There’s a lot to grasp when it comes to electric vehicle terminology. For some of us, it seems like a whole new language. Today we’ll start at the top and explain the three biggest terms in electric vehicle terminology: EV, HEV, and PHEV.
EV (Electric Vehicle)
EV is the all-encompassing term when it comes to the entire industry, but EV is also the label given to a fully-electric vehicle. This means the motor is powered solely by the housed battery. It never needs gas. EVs are powered by a lithium-ion battery which must be recharged at a public charging station or even at home with a standard 120V outlet or an optimized 240V wallbox.
Since they don’t have a gas engine, EVs are the best choice for the environmentally conscious. If your footprint is a big concern, then EV is likely the style for you. They also cost less to maintain than a Plug-In Hybrid Vehicle (PHEV) or the standard Hybrid Electric Vehicle (HEV). If you opt for a fully electric vehicle your days of filling up your car with gas are over.
Driving range is a huge determinant when deciding which type or brand of EV to purchase. Driving ranges on EV models continue to increase considerably. The Hyundai IONIQ 5 features a total range of 303 miles. It takes just 36 mins of quick charge to 80% at 50KW.
PHEV (Plug-In Electric Vehicle)
Plug-In Electric Vehicles, also known as PHEV, have both gasoline and electric engines. A PHEV will use its electric motor until the battery runs out of power and then it switches to the gas engine. There’s no lever for you to pull or button to push.
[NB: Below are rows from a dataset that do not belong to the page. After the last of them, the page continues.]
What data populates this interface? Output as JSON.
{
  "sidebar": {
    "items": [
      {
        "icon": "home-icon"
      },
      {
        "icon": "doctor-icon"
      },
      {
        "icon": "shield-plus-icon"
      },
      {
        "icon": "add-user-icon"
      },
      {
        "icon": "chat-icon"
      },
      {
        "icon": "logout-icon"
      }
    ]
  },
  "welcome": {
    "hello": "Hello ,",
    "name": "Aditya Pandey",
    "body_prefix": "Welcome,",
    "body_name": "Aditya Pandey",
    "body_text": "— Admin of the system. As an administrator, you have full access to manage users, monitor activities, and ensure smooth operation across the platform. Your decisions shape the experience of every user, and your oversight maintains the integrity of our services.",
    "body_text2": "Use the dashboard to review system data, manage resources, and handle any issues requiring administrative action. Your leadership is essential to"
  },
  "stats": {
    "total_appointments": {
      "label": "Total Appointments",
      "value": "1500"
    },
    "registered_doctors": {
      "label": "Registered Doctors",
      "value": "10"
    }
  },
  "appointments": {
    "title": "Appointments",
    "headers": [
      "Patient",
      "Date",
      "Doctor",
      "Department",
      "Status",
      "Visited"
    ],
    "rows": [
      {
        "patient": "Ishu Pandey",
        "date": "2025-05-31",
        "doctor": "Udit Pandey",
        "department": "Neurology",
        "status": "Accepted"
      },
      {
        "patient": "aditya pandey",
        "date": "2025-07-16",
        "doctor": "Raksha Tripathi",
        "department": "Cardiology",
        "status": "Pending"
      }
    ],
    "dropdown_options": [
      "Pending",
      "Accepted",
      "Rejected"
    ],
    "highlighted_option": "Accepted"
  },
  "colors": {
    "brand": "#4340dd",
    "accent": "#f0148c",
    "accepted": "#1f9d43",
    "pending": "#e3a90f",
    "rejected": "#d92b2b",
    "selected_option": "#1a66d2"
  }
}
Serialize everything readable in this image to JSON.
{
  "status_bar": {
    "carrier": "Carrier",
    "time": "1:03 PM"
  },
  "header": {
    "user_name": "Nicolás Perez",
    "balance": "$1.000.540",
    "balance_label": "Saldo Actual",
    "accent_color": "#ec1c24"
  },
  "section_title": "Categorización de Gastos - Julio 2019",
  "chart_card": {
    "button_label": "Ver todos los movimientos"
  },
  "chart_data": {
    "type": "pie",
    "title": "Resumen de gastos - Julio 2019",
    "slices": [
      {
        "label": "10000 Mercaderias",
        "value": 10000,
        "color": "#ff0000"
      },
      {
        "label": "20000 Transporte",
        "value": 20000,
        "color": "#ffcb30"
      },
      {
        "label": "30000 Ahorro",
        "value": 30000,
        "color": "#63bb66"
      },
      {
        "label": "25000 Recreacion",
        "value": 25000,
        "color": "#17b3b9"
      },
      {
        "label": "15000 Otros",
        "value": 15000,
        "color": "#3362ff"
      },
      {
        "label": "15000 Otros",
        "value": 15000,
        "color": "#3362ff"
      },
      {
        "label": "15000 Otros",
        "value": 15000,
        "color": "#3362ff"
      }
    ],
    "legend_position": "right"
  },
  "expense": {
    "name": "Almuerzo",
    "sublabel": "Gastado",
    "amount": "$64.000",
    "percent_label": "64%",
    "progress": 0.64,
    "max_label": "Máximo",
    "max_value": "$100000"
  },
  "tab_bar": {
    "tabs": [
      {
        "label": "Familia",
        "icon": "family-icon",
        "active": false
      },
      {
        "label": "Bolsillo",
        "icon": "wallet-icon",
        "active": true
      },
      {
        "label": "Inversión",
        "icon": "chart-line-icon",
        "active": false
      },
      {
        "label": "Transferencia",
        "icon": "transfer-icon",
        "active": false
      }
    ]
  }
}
Once the battery is drained from the electric motor the gas engine simply takes over.
As the name states, the PHEV does have to be plugged in to get recharged. PHEVs also have a much smaller driving range than fully electric vehicles. Most PHEVs feature a range of 25-60 miles per charge. The other thing to remember is that when you run out of electric charge and the gas engine kicks on, the car will produce emissions. You can still drive upward of 350 miles with most PHEVs, it just won’t all be done with the electric engine.
Most drivers log less than 50 miles per day on the road so it’s possible that you won’t produce any emissions into the environment if you can do all your driving with an electric engine. Even if you do let the gas engine kick on, you’re still reducing your environmental footprint.
HEV (Hybrid Electric Vehicle)
The classic hybrid is the HEV, Hybrid Electric Vehicle. An HEV runs on an electric motor but is powered by gas. There is no charging or plugging in a traditional hybrid. HEVs actually recharge while you drive through a process called regenerative braking. JDPower says that “Regenerative braking captures energy that is otherwise lost during braking and then uses this power to help recharge the vehicle’s battery.” This is why a traditional HEV never needs to be plugged in for a charge. You continue to charge it while you are actually driving.
You will still have to fill up the HEV with gas, although you will be using a lot less of it and your MPG will be fantastic.
Quick Breakdown: EV, PHEV, HEV
EV: Fully electric. No gas is needed. Can be charged at home or at a public charging station. Features the smallest environmental footprint of all hybrid vehicles. Newer EVs feature ranges of approximately 100-400 miles per full charge.
PHEV: Works initially off a rechargeable electric motor and switches to its gas engine after electric power runs out. Can be charged at home or at a public charging station. Bigger footprint than EVs due to combustible engine usage. Depending on the model, PHEV batteries allow for about 25-60 miles of driving until the gas engine takes over, but still feature a total range of 200-400 miles.
HEV: HEV, the original Hybrid, is powered by both an electric motor and a gas-powered engine. You never have to charge a traditional hybrid because they recharge as you drive. There is a footprint due to the consumption of gasoline, but it is far less than the average non-hybrid vehicle.